The recent well-remastered Warner Archive DVD release of the 1932 Kafkaesque crime melodrama "Night Court" once again shows that Archive rules regarding shining a spotlight on films that remain highly relevant more than 80 years after their premieres. The same is true regarding the Archive releases of the similar (reviewed) "The Star Witness" and the more campy but good (also reviewed) "Unashamed." These and numerous other Archive titles demonstrate that it is a crying shame that they don't male 'em like that anymore.
The prevalent social commentary in "Witness" and "Unashamed" is even more copious in "Court," which should not be confused with the "Must See" sitcom of the same name. This one based on a play co-written by syndicated columnist and film-producer Mark Hellinger has judicial corruption, a loose woman, and class warfare.
The pedigree of "Court" extends beyond Hellinger to include Oscar-nominated W.S. Van Dyke, whose 91 directing credits include the "Thin Man" films. The equally good cast includes Walter Huston as corrupt night-court judge Andrew J. Moffett and Lewis Stone as crusading member of the judiciary Judge William Osgood.
Our story begins with Moffett essentially having his pre-Code-enforcement kept floozy Lil Baker examining his briefs in his office before his version of a kangaroo court begins its session. A wonderful skeleton in the closet metaphor is a "Court" highlight.
These opening scenes establish both the blatant nature in which Moffett can be bought and the degree to which Osgood is targeting this man. Good humor from the swift administration of "justice" in the titular judicial venue stems from women being arrested for loitering on street corners. Poetic justice would result in fining them two bits.
Osgood closing in on Moffett prompts the latter to sentence Baker to hard-time in an apartment in a working-class neighborhood as part of a plan to hinder the investigation.
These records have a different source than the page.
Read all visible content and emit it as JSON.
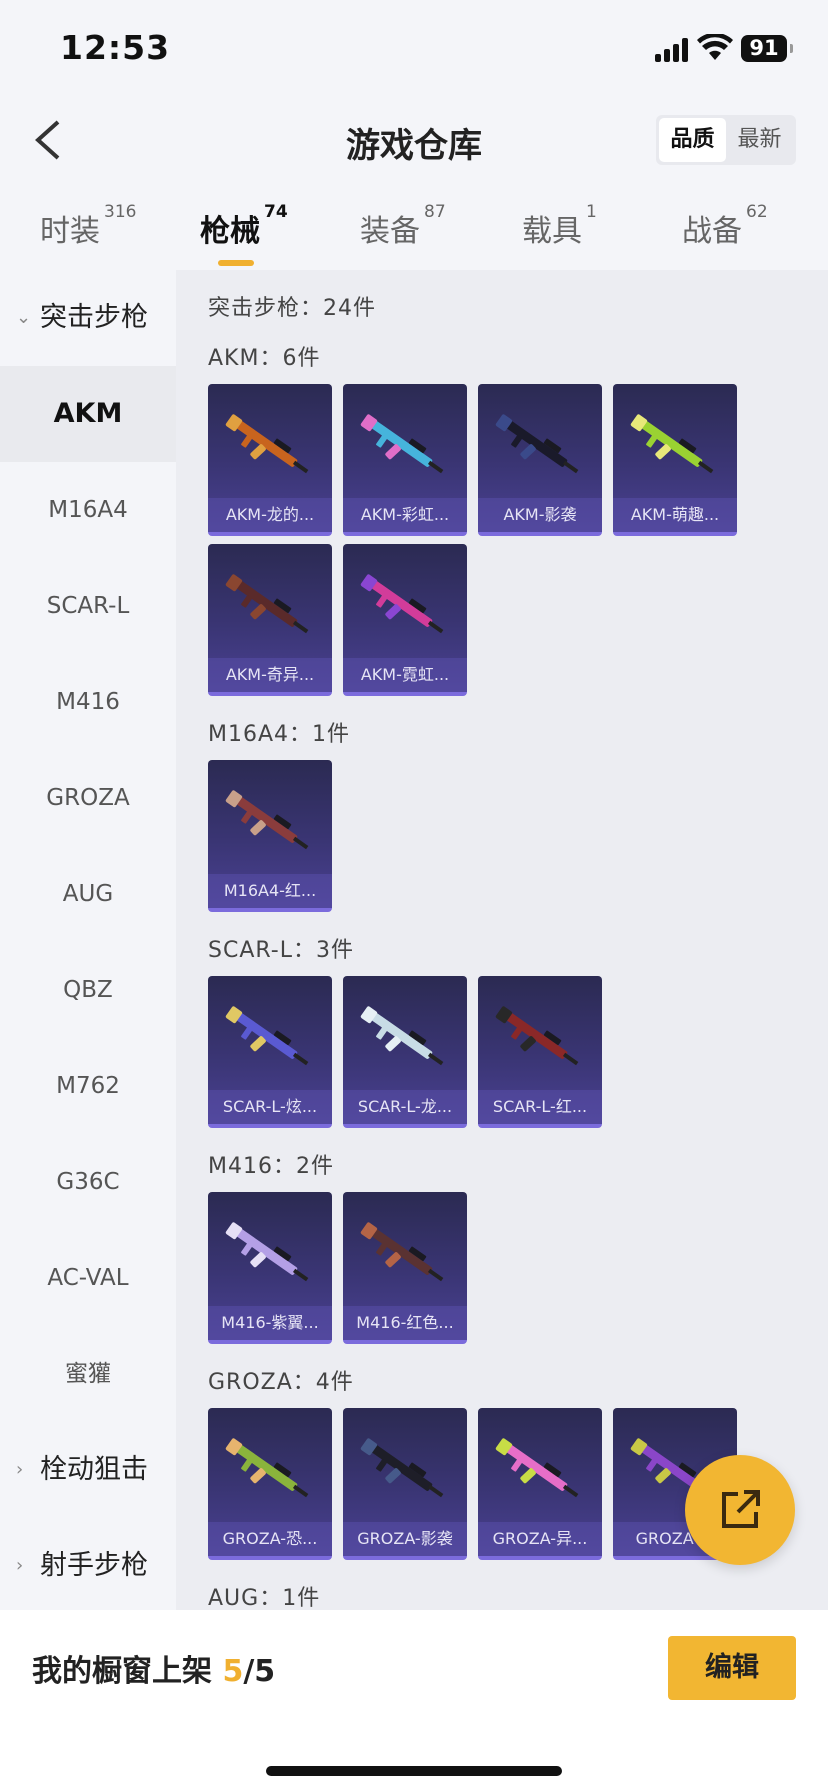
{
  "status_bar": {
    "time": "12:53",
    "battery": "91"
  },
  "header": {
    "title": "游戏仓库",
    "sort_options": [
      "品质",
      "最新"
    ],
    "active_sort": "品质"
  },
  "tabs": [
    {
      "label": "时装",
      "count": "316"
    },
    {
      "label": "枪械",
      "count": "74"
    },
    {
      "label": "装备",
      "count": "87"
    },
    {
      "label": "载具",
      "count": "1"
    },
    {
      "label": "战备",
      "count": "62"
    }
  ],
  "active_tab": "枪械",
  "sidebar": {
    "groups": [
      {
        "label": "突击步枪",
        "expanded": true
      },
      {
        "label": "栓动狙击",
        "expanded": false
      },
      {
        "label": "射手步枪",
        "expanded": false
      }
    ],
    "items": [
      "AKM",
      "M16A4",
      "SCAR-L",
      "M416",
      "GROZA",
      "AUG",
      "QBZ",
      "M762",
      "G36C",
      "AC-VAL",
      "蜜獾"
    ],
    "active_item": "AKM"
  },
  "content": {
    "category_summary": "突击步枪：24件",
    "sections": [
      {
        "title": "AKM：6件",
        "items": [
          {
            "name": "AKM-龙的...",
            "colors": [
              "#c8641e",
              "#e0a040"
            ]
          },
          {
            "name": "AKM-彩虹...",
            "colors": [
              "#46b4dc",
              "#e06ec8"
            ]
          },
          {
            "name": "AKM-影袭",
            "colors": [
              "#1a1a2a",
              "#3a4a8a"
            ]
          },
          {
            "name": "AKM-萌趣...",
            "colors": [
              "#9ad232",
              "#e8e87a"
            ]
          },
          {
            "name": "AKM-奇异...",
            "colors": [
              "#5a2a2a",
              "#8a4630"
            ]
          },
          {
            "name": "AKM-霓虹...",
            "colors": [
              "#d23c9a",
              "#8a46d2"
            ]
          }
        ]
      },
      {
        "title": "M16A4：1件",
        "items": [
          {
            "name": "M16A4-红...",
            "colors": [
              "#8a3c3c",
              "#c8a08a"
            ]
          }
        ]
      },
      {
        "title": "SCAR-L：3件",
        "items": [
          {
            "name": "SCAR-L-炫...",
            "colors": [
              "#5a5ad2",
              "#e0c864"
            ]
          },
          {
            "name": "SCAR-L-龙...",
            "colors": [
              "#c8dce6",
              "#e6f0f5"
            ]
          },
          {
            "name": "SCAR-L-红...",
            "colors": [
              "#8a2828",
              "#282828"
            ]
          }
        ]
      },
      {
        "title": "M416：2件",
        "items": [
          {
            "name": "M416-紫翼...",
            "colors": [
              "#b4a0e6",
              "#e6e0f5"
            ]
          },
          {
            "name": "M416-红色...",
            "colors": [
              "#5a3232",
              "#b46446"
            ]
          }
        ]
      },
      {
        "title": "GROZA：4件",
        "items": [
          {
            "name": "GROZA-恐...",
            "colors": [
              "#8ab43c",
              "#e6b46e"
            ]
          },
          {
            "name": "GROZA-影袭",
            "colors": [
              "#1e1e28",
              "#465a8a"
            ]
          },
          {
            "name": "GROZA-异...",
            "colors": [
              "#e66ec8",
              "#c8dc46"
            ]
          },
          {
            "name": "GROZA-...",
            "colors": [
              "#8a46c8",
              "#c8c846"
            ]
          }
        ]
      },
      {
        "title": "AUG：1件",
        "items": []
      }
    ]
  },
  "fab_icon": "share-external-icon",
  "bottom_bar": {
    "showcase_label": "我的橱窗上架",
    "showcase_current": "5",
    "showcase_total": "/5",
    "edit_label": "编辑"
  },
  "colors": {
    "accent": "#f2b632",
    "card_top": "#2b2a52",
    "card_bottom": "#4a4192"
  }
}
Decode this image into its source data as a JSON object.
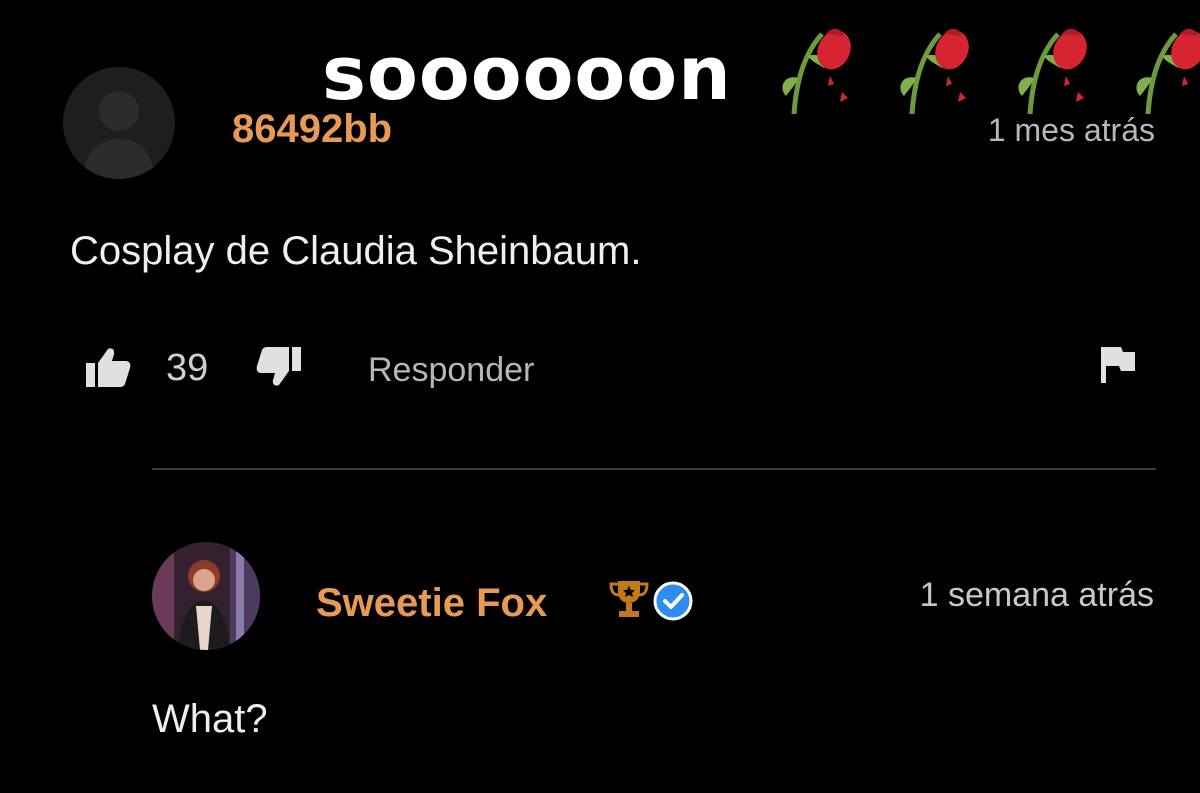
{
  "overlay": {
    "caption": "soooooon",
    "emoji": [
      "wilted-rose-emoji",
      "wilted-rose-emoji",
      "wilted-rose-emoji",
      "wilted-rose-emoji"
    ]
  },
  "comment": {
    "username": "86492bb",
    "timestamp": "1 mes atrás",
    "text": "Cosplay de Claudia Sheinbaum.",
    "like_count": "39",
    "reply_label": "Responder",
    "icons": [
      "default-avatar-icon",
      "thumbs-up-icon",
      "thumbs-down-icon",
      "flag-icon"
    ]
  },
  "reply": {
    "username": "Sweetie Fox",
    "timestamp": "1 semana atrás",
    "text": "What?",
    "icons": [
      "trophy-icon",
      "verified-badge-icon"
    ]
  },
  "colors": {
    "background": "#000000",
    "username": "#e79a56",
    "verified": "#2d8cf0",
    "trophy": "#c27a1a",
    "rose": "#d62530",
    "stem": "#6c9a3c"
  }
}
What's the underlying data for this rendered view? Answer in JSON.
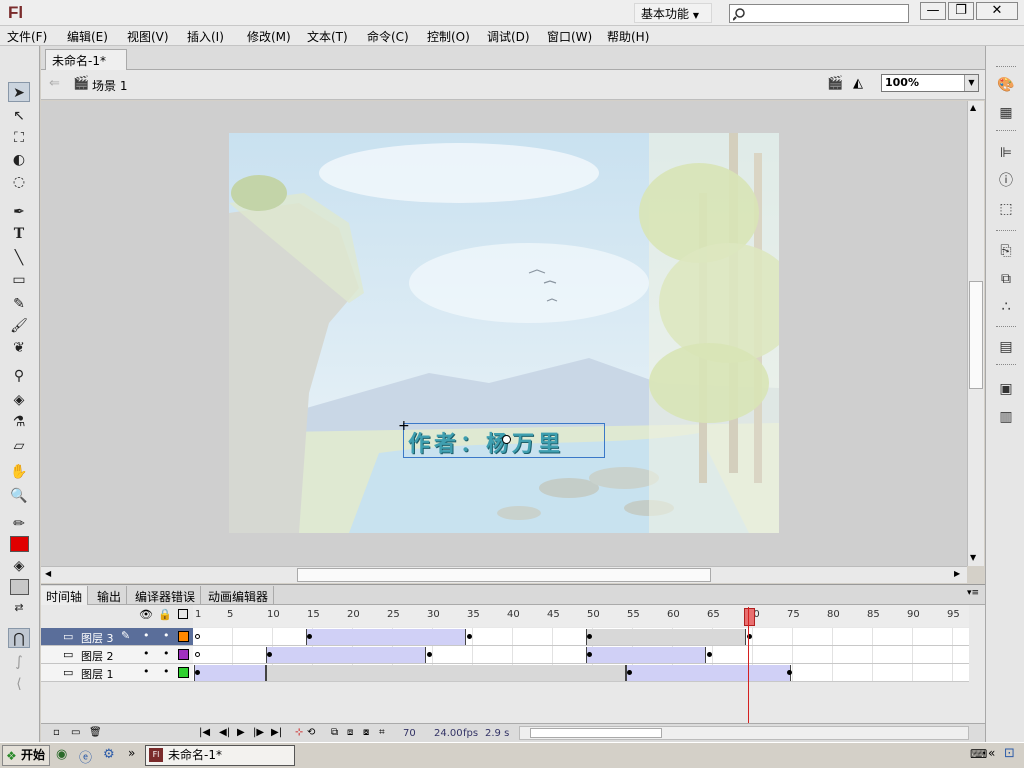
{
  "app": {
    "logo": "Fl",
    "workspace": "基本功能",
    "title": "未命名-1*"
  },
  "menu": [
    "文件(F)",
    "编辑(E)",
    "视图(V)",
    "插入(I)",
    "修改(M)",
    "文本(T)",
    "命令(C)",
    "控制(O)",
    "调试(D)",
    "窗口(W)",
    "帮助(H)"
  ],
  "scene": {
    "label": "场景 1",
    "zoom": "100%"
  },
  "stage": {
    "text": "作者：杨万里"
  },
  "timeline": {
    "tabs": [
      "时间轴",
      "输出",
      "编译器错误",
      "动画编辑器"
    ],
    "frame_numbers": [
      "1",
      "5",
      "10",
      "15",
      "20",
      "25",
      "30",
      "35",
      "40",
      "45",
      "50",
      "55",
      "60",
      "65",
      "70",
      "75",
      "80",
      "85",
      "90",
      "95"
    ],
    "layers": [
      {
        "name": "图层 3",
        "color": "#ff8800"
      },
      {
        "name": "图层 2",
        "color": "#a030c0"
      },
      {
        "name": "图层 1",
        "color": "#30d030"
      }
    ],
    "current_frame": "70",
    "fps": "24.00",
    "fps_unit": "fps",
    "time": "2.9 s"
  },
  "taskbar": {
    "start": "开始",
    "item": "未命名-1*"
  }
}
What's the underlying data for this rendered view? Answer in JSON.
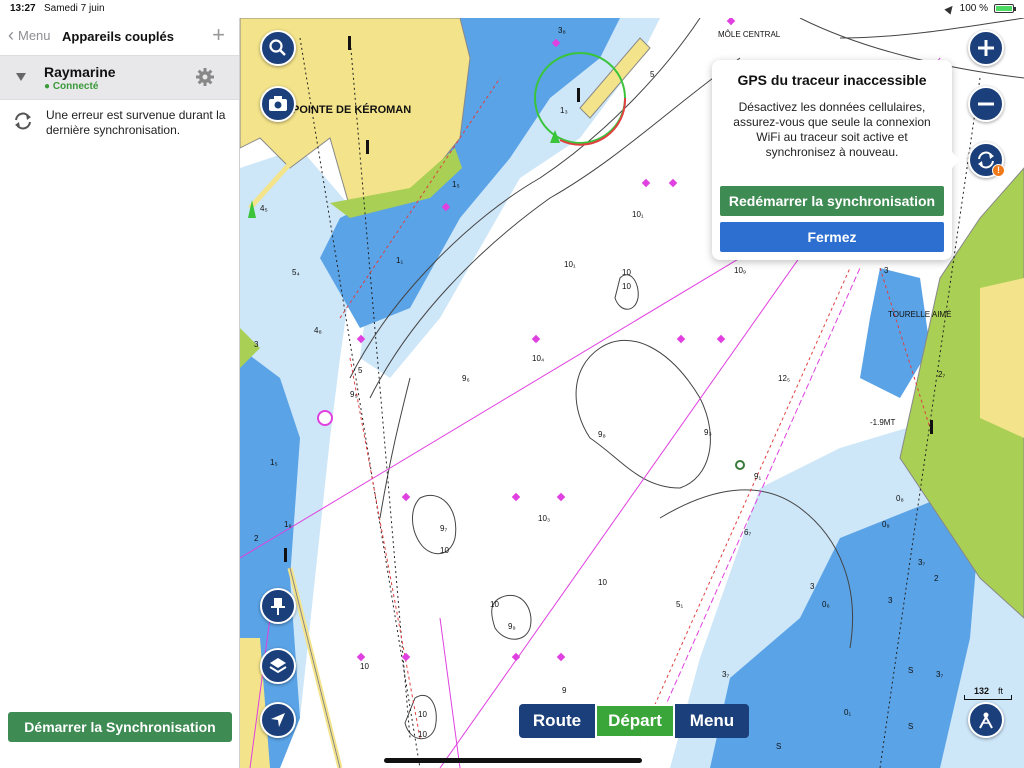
{
  "status_bar": {
    "time": "13:27",
    "date": "Samedi 7 juin",
    "battery": "100 %",
    "battery_level": 1.0
  },
  "sidebar": {
    "back_label": "Menu",
    "title": "Appareils couplés",
    "add_icon": "plus-icon",
    "device": {
      "name": "Raymarine",
      "status": "● Connecté",
      "settings_icon": "gear-icon"
    },
    "error_message": "Une erreur est survenue durant la dernière synchronisation.",
    "start_sync_label": "Démarrer la Synchronisation"
  },
  "map": {
    "labels": {
      "pointe": "POINTE DE KÉROMAN",
      "mole": "MÔLE CENTRAL",
      "tourelle": "TOURELLE AIMÉ",
      "mt": "-1.9MT"
    },
    "depths": [
      "3₈",
      "5",
      "1₃",
      "1₅",
      "4₅",
      "1₁",
      "5₄",
      "4₈",
      "3",
      "5",
      "9₅",
      "9₆",
      "10₁",
      "10₁",
      "10",
      "10",
      "10₄",
      "10₉",
      "12₅",
      "9₈",
      "9₃",
      "9₁",
      "1₅",
      "1₉",
      "9₇",
      "10",
      "10₃",
      "6₇",
      "2",
      "10",
      "10",
      "9₉",
      "5₁",
      "3",
      "0₆",
      "3₇",
      "10",
      "9",
      "10",
      "10",
      "3",
      "2",
      "2₇",
      "0₈",
      "0₉",
      "3₇",
      "3",
      "S",
      "S",
      "0₁",
      "S",
      "3₇"
    ],
    "popup": {
      "title": "GPS du traceur inaccessible",
      "body": "Désactivez les données cellulaires, assurez-vous que seule la connexion WiFi au traceur soit active et synchronisez à nouveau.",
      "restart_label": "Redémarrer la synchronisation",
      "close_label": "Fermez"
    },
    "bottom_bar": {
      "route": "Route",
      "depart": "Départ",
      "menu": "Menu"
    },
    "scale": {
      "value": "132",
      "unit": "ft"
    },
    "icons": {
      "search": "search-icon",
      "camera": "camera-icon",
      "zoom_in": "plus-icon",
      "zoom_out": "minus-icon",
      "sync": "sync-icon",
      "pin": "pin-icon",
      "layers": "layers-icon",
      "locate": "navigation-arrow-icon",
      "compass": "compass-icon"
    },
    "colors": {
      "land": "#f3e38a",
      "land_green": "#a9cf55",
      "deep_blue": "#5aa3e6",
      "light_blue": "#cde6f8",
      "button_blue": "#1b3f7a",
      "green_button": "#3f8b54",
      "close_blue": "#2c6fd1",
      "active_green": "#3aa63a"
    }
  }
}
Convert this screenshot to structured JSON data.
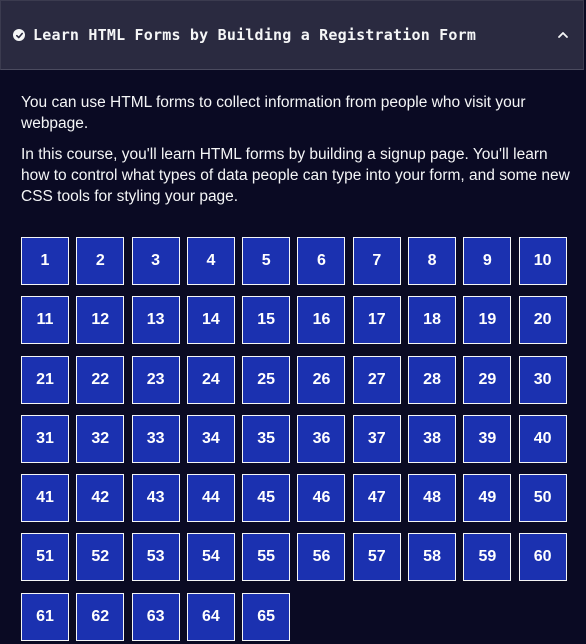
{
  "header": {
    "title": "Learn HTML Forms by Building a Registration Form",
    "completed_icon": "check-circle-icon",
    "toggle_icon": "chevron-up-icon"
  },
  "description": {
    "paragraphs": [
      "You can use HTML forms to collect information from people who visit your webpage.",
      "In this course, you'll learn HTML forms by building a signup page. You'll learn how to control what types of data people can type into your form, and some new CSS tools for styling your page."
    ]
  },
  "steps": [
    "1",
    "2",
    "3",
    "4",
    "5",
    "6",
    "7",
    "8",
    "9",
    "10",
    "11",
    "12",
    "13",
    "14",
    "15",
    "16",
    "17",
    "18",
    "19",
    "20",
    "21",
    "22",
    "23",
    "24",
    "25",
    "26",
    "27",
    "28",
    "29",
    "30",
    "31",
    "32",
    "33",
    "34",
    "35",
    "36",
    "37",
    "38",
    "39",
    "40",
    "41",
    "42",
    "43",
    "44",
    "45",
    "46",
    "47",
    "48",
    "49",
    "50",
    "51",
    "52",
    "53",
    "54",
    "55",
    "56",
    "57",
    "58",
    "59",
    "60",
    "61",
    "62",
    "63",
    "64",
    "65"
  ],
  "colors": {
    "background": "#0a0a23",
    "header_bg": "#2a2a40",
    "step_bg": "#1b31b0",
    "text": "#f5f6f7"
  }
}
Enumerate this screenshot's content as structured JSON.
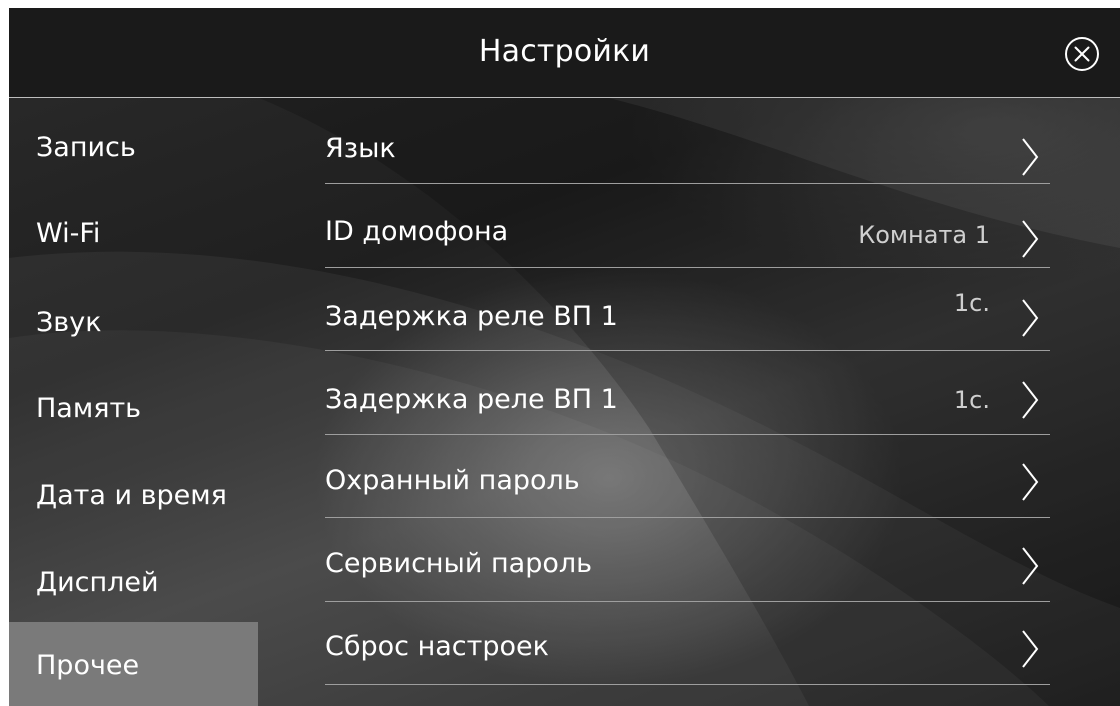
{
  "header": {
    "title": "Настройки",
    "close_icon": "close-circle-icon"
  },
  "sidebar": {
    "active_index": 6,
    "items": [
      {
        "label": "Запись"
      },
      {
        "label": "Wi-Fi"
      },
      {
        "label": "Звук"
      },
      {
        "label": "Память"
      },
      {
        "label": "Дата и время"
      },
      {
        "label": "Дисплей"
      },
      {
        "label": "Прочее"
      }
    ]
  },
  "settings": {
    "rows": [
      {
        "label": "Язык",
        "value": ""
      },
      {
        "label": "ID домофона",
        "value": "Комната 1"
      },
      {
        "label": "Задержка реле ВП 1",
        "value": "1с."
      },
      {
        "label": "Задержка реле ВП 1",
        "value": "1с."
      },
      {
        "label": "Охранный пароль",
        "value": ""
      },
      {
        "label": "Сервисный пароль",
        "value": ""
      },
      {
        "label": "Сброс настроек",
        "value": ""
      }
    ],
    "chevron_icon": "chevron-right-icon"
  },
  "colors": {
    "header_bg": "#1a1a1a",
    "active_item_bg": "#7a7a7a",
    "divider": "#9e9e9e",
    "text": "#ffffff",
    "value_text": "#cfcfcf"
  }
}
Her role includes keeping a bank book for a secret account from falling into the right hands.
Both the melodrama and Kafkaesque portion of the film begin on Baker meeting her new neighbors. Mike Thomas is a blue-collar everyman who drives his hack all night while his loving wife Mary stays home with their bouncing baby boy.
Junior innocently taking a "smoking gun" from Lil and Mary inadvertently seeing that evidence puts a target on her back. Moffett initially sets her up for an unfair fall and seals the deal by having her appear in his courtroom. A proceeding that greatly exceeds the constitutional requirement for a speedy trial results in Mary becoming a guest of the state on the same day of her arrest. All of this occurs while Mike is driving his cab.
After approaching a grief-fueled approach to rock bottom, Mike learns the truth and begins to fight back. His lesson regarding the reach of the long arm of the law leads to him taking the law in his own hands.
This excessive trauma and drama culminates in the courtroom climax that particularly is a staple of Golden Age films. An unusual amount of dramatics result in proof that truth, justice, and the American way ultimately prevail. The reality helps explain why Hollywood is known as La La Land.